ACTIVITY: The full listing, returned exactly and free of pictures, is the expected answer.
---*---
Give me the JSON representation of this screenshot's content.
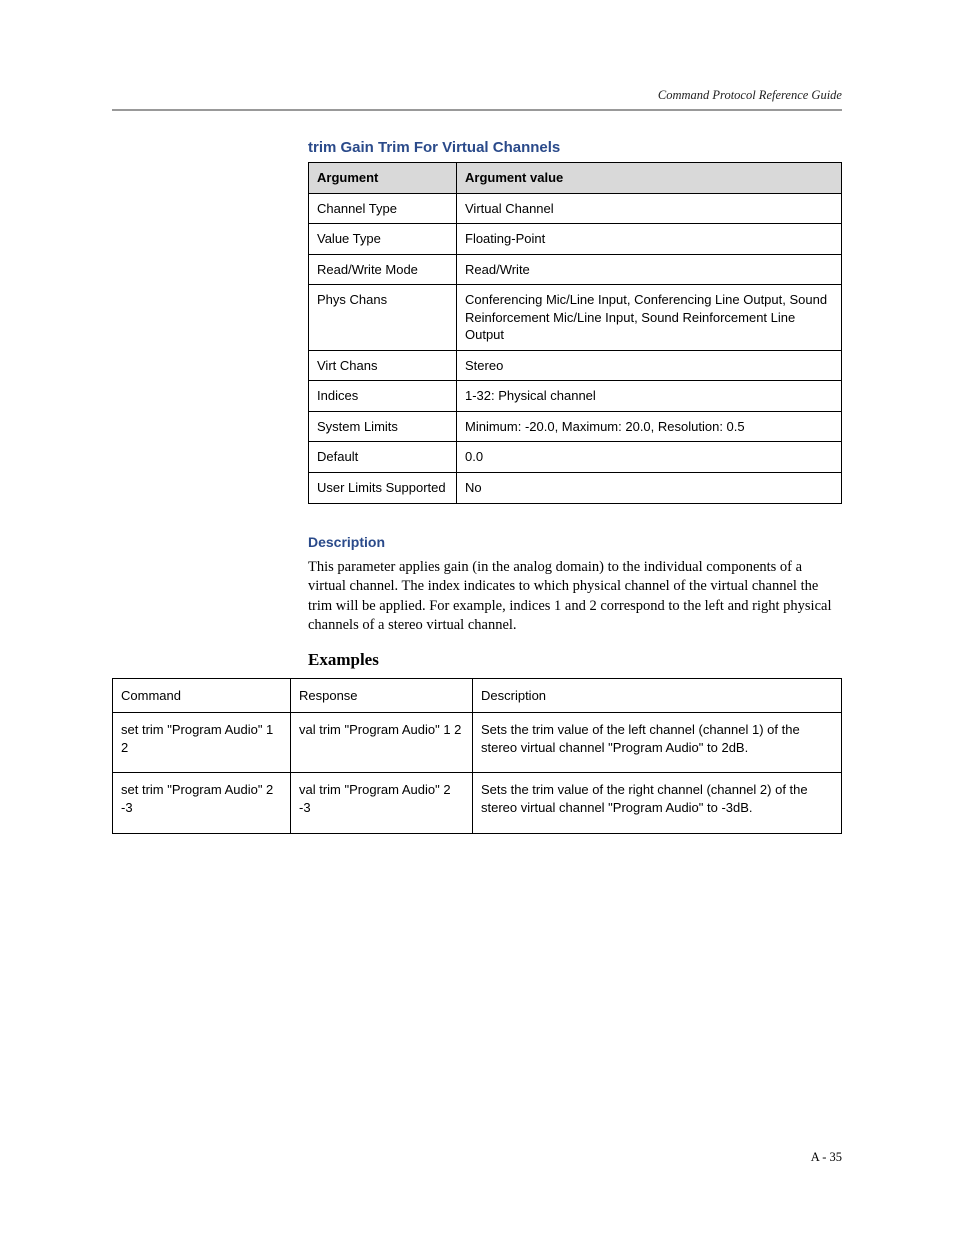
{
  "header": {
    "doc_title": "Command Protocol Reference Guide"
  },
  "section": {
    "title": "trim Gain Trim For Virtual Channels",
    "arg_headers": {
      "c1": "Argument",
      "c2": "Argument value"
    },
    "args": [
      {
        "name": "Channel Type",
        "value": "Virtual Channel"
      },
      {
        "name": "Value Type",
        "value": "Floating-Point"
      },
      {
        "name": "Read/Write Mode",
        "value": "Read/Write"
      },
      {
        "name": "Phys Chans",
        "value": "Conferencing Mic/Line Input, Conferencing Line Output, Sound Reinforcement Mic/Line Input, Sound Reinforcement Line Output"
      },
      {
        "name": "Virt Chans",
        "value": "Stereo"
      },
      {
        "name": "Indices",
        "value": "1-32: Physical channel"
      },
      {
        "name": "System Limits",
        "value": "Minimum: -20.0, Maximum: 20.0, Resolution: 0.5"
      },
      {
        "name": "Default",
        "value": "0.0"
      },
      {
        "name": "User Limits Supported",
        "value": "No"
      }
    ],
    "description_title": "Description",
    "description_body": "This parameter applies gain (in the analog domain) to the individual components of a virtual channel. The index indicates to which physical channel of the virtual channel the trim will be applied. For example, indices 1 and 2 correspond to the left and right physical channels of a stereo virtual channel.",
    "examples_title": "Examples",
    "ex_headers": {
      "c1": "Command",
      "c2": "Response",
      "c3": "Description"
    },
    "examples": [
      {
        "command": "set trim \"Program Audio\" 1 2",
        "response": "val trim \"Program Audio\" 1 2",
        "description": "Sets the trim value of the left channel (channel 1) of the stereo virtual channel \"Program Audio\" to 2dB."
      },
      {
        "command": "set trim \"Program Audio\" 2 -3",
        "response": "val trim \"Program Audio\" 2 -3",
        "description": "Sets the trim value of the right channel (channel 2) of the stereo virtual channel \"Program Audio\" to -3dB."
      }
    ]
  },
  "footer": {
    "page_number": "A - 35"
  }
}
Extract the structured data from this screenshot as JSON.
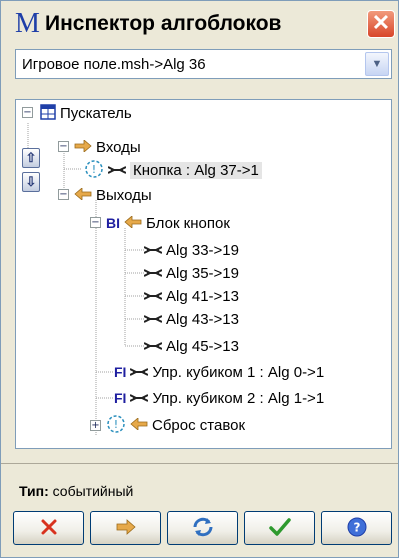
{
  "window": {
    "app_logo": "M",
    "title": "Инспектор алгоблоков",
    "close_glyph": "✕"
  },
  "selector": {
    "value": "Игровое поле.msh->Alg 36"
  },
  "tree": {
    "root": "Пускатель",
    "inputs": "Входы",
    "inputs_child": "Кнопка : Alg 37->1",
    "outputs": "Выходы",
    "button_block_tag": "BI",
    "button_block": "Блок кнопок",
    "links": [
      "Alg 33->19",
      "Alg 35->19",
      "Alg 41->13",
      "Alg 43->13",
      "Alg 45->13"
    ],
    "fi_tag": "FI",
    "cube_controls": [
      "Упр. кубиком 1 : Alg 0->1",
      "Упр. кубиком 2 : Alg 1->1"
    ],
    "reset_bets": "Сброс ставок"
  },
  "footer": {
    "type_label": "Тип:",
    "type_value": "событийный"
  },
  "icons": {
    "move_up": "⇧",
    "move_down": "⇩"
  },
  "colors": {
    "accent": "#1f3fa8",
    "close_red": "#d8462a",
    "ok_green": "#2e9a2e"
  }
}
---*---
ANSWER TO THIS PROBLEM:
Give me the JSON representation of this screenshot's content.
{
  "header": {
    "doc_title": "Command Protocol Reference Guide"
  },
  "section": {
    "title": "trim Gain Trim For Virtual Channels",
    "arg_headers": {
      "c1": "Argument",
      "c2": "Argument value"
    },
    "args": [
      {
        "name": "Channel Type",
        "value": "Virtual Channel"
      },
      {
        "name": "Value Type",
        "value": "Floating-Point"
      },
      {
        "name": "Read/Write Mode",
        "value": "Read/Write"
      },
      {
        "name": "Phys Chans",
        "value": "Conferencing Mic/Line Input, Conferencing Line Output, Sound Reinforcement Mic/Line Input, Sound Reinforcement Line Output"
      },
      {
        "name": "Virt Chans",
        "value": "Stereo"
      },
      {
        "name": "Indices",
        "value": "1-32: Physical channel"
      },
      {
        "name": "System Limits",
        "value": "Minimum: -20.0, Maximum: 20.0, Resolution: 0.5"
      },
      {
        "name": "Default",
        "value": "0.0"
      },
      {
        "name": "User Limits Supported",
        "value": "No"
      }
    ],
    "description_title": "Description",
    "description_body": "This parameter applies gain (in the analog domain) to the individual components of a virtual channel. The index indicates to which physical channel of the virtual channel the trim will be applied. For example, indices 1 and 2 correspond to the left and right physical channels of a stereo virtual channel.",
    "examples_title": "Examples",
    "ex_headers": {
      "c1": "Command",
      "c2": "Response",
      "c3": "Description"
    },
    "examples": [
      {
        "command": "set trim \"Program Audio\" 1 2",
        "response": "val trim \"Program Audio\" 1 2",
        "description": "Sets the trim value of the left channel (channel 1) of the stereo virtual channel \"Program Audio\" to 2dB."
      },
      {
        "command": "set trim \"Program Audio\" 2 -3",
        "response": "val trim \"Program Audio\" 2 -3",
        "description": "Sets the trim value of the right channel (channel 2) of the stereo virtual channel \"Program Audio\" to -3dB."
      }
    ]
  },
  "footer": {
    "page_number": "A - 35"
  }
}
Extract the structured data from this screenshot as JSON.
{
  "window": {
    "app_logo": "M",
    "title": "Инспектор алгоблоков",
    "close_glyph": "✕"
  },
  "selector": {
    "value": "Игровое поле.msh->Alg 36"
  },
  "tree": {
    "root": "Пускатель",
    "inputs": "Входы",
    "inputs_child": "Кнопка : Alg 37->1",
    "outputs": "Выходы",
    "button_block_tag": "BI",
    "button_block": "Блок кнопок",
    "links": [
      "Alg 33->19",
      "Alg 35->19",
      "Alg 41->13",
      "Alg 43->13",
      "Alg 45->13"
    ],
    "fi_tag": "FI",
    "cube_controls": [
      "Упр. кубиком 1 : Alg 0->1",
      "Упр. кубиком 2 : Alg 1->1"
    ],
    "reset_bets": "Сброс ставок"
  },
  "footer": {
    "type_label": "Тип:",
    "type_value": "событийный"
  },
  "icons": {
    "move_up": "⇧",
    "move_down": "⇩"
  },
  "colors": {
    "accent": "#1f3fa8",
    "close_red": "#d8462a",
    "ok_green": "#2e9a2e"
  }
}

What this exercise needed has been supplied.